▸ DATA TO USE
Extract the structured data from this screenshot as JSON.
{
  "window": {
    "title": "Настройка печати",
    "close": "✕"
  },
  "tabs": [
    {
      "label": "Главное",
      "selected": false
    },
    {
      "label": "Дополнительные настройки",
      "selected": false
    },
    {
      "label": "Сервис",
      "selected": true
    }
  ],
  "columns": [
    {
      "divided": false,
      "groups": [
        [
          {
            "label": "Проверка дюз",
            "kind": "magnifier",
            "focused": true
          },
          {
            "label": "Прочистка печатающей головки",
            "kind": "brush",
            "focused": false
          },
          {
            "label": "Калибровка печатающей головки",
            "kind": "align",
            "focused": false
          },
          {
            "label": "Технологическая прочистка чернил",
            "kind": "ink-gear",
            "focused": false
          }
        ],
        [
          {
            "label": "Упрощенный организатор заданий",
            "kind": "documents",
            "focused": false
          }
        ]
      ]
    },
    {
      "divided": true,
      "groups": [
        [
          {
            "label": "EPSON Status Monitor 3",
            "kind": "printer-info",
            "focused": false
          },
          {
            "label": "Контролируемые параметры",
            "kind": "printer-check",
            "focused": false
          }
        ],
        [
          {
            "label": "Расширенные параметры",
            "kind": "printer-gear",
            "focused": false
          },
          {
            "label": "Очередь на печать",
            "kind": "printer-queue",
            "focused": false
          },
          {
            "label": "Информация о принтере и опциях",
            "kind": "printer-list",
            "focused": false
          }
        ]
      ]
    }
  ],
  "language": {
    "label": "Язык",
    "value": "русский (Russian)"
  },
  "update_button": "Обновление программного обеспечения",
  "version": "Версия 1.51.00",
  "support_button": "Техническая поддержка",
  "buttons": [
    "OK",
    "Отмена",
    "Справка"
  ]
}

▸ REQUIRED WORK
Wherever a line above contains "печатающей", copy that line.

▸ SOLVED EXERCISE
            "label": "Прочистка печатающей головки",
            "label": "Калибровка печатающей головки",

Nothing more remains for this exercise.